Villa Kulild, Director General of Norad is pleased with the NORHED announcement and says the projects will enable more people in developing countries to gain higher education and shape their own development policy via research.
Enhancing Higher Education and Research
To enhance international cooperation, each project must involve a Norwegian partner and one from a low- or middle-income country. In total more than 26 universities in LMIC countries, dominated by eastern African countries, will cooperate with 10 Norwegian higher education institutions during the next five years. According to Bjarne Garden, Acting Director at Norad’s Department for Global Health, Education and Research, the large number of applications shows the great global demand for funding of research and capacity-building in higher education.
Independent Review Committees
To secure an independent and professional evaluation of the proposals, Norad invited 24 international experts to join Independent Review Committees that assessed the applications. Projects recommended for funding have also been assessed by relevant embassies and Norad departments. Even though more than half of the submitted project applications were deemed by the IRCs to be incomplete or have significant weaknesses, this first round demonstrated that there is strong competition for available funding and that many more applications were of good quality.
- Having Independent Review Committees ensures fairness and harnesses the wisdom of experts in different fields, thus ensuring quality and a measure of objectivity, where funded projects will initiate change and meet the needs of the country, said Nester Moyo, Chairperson of the subprogram for Health.
Projects recommended for support are from all geographic areas targeted by NORHED. In general Asia, the Middle-East and Latin-America are represented in the programme, but 12 out of 16 countries announced are from the eastern parts of Africa. In the latter region projects shows a strong focus on capacity development through south – south cooperation.
Institutions in Ethiopia, Uganda, Malawi, Tanzania and Nepal make up the bulk of funding recipients, but South-Sudan and the University of Juba has also been recommended support for three projects at this stage. Norad is looking at the possibilities of even more support to South Sudan for the future due to its high priority.
Several of Norway’s main higher education institutions have engaged in NORHED projects, together with one or more institutions in low- and middle-income countries. The universities of Life Science, Bergen and Oslo account for the majority of projects to be funded.

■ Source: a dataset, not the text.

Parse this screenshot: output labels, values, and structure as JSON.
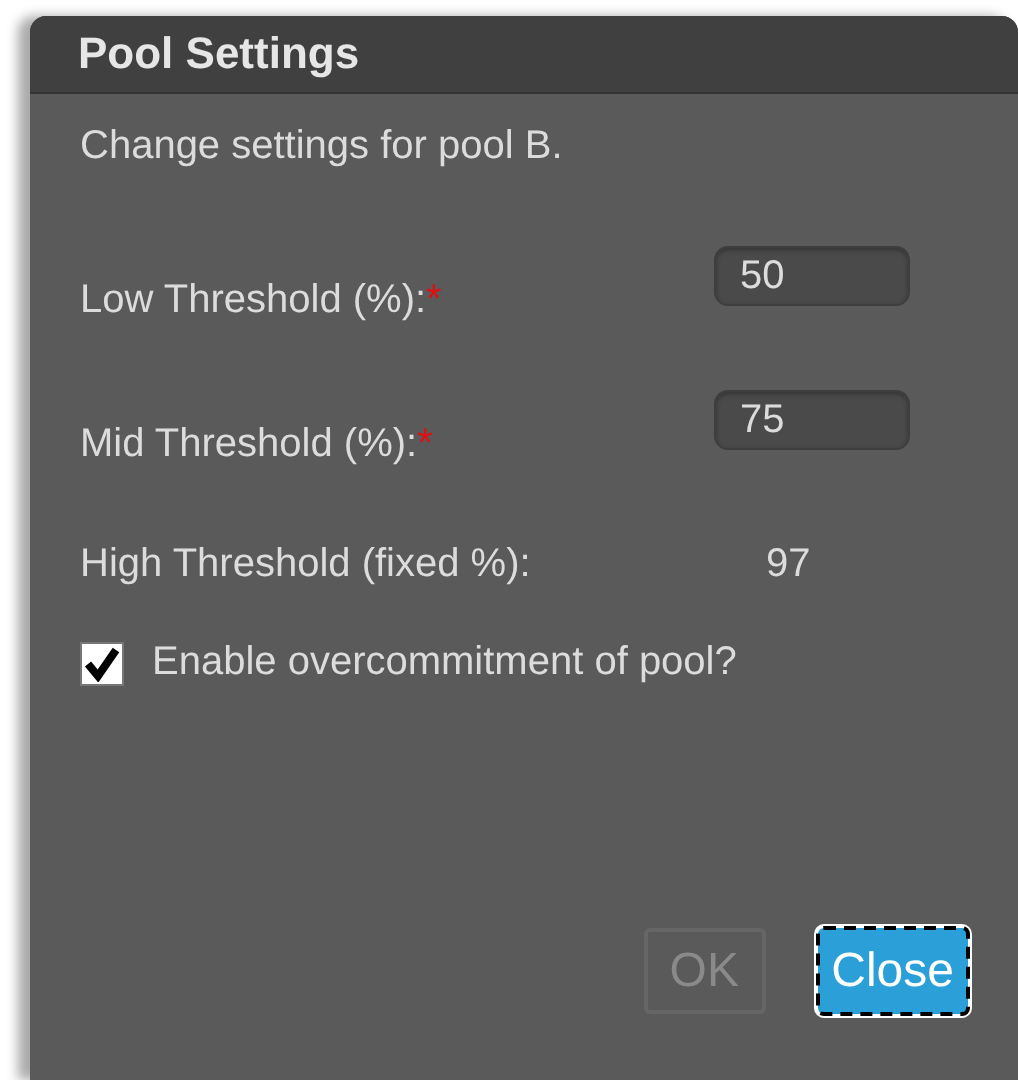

The annual NORHED budget is approximately NOK 150 million. Funding for individual projects will be around 7-18 million NOK, for a period of up to five years, with a total NORHED portfolio of some 46 projects. Norad is aiming at entering into agreements around 1 October 2013, provided that consultations result in acceptable adjustments from the partners involved.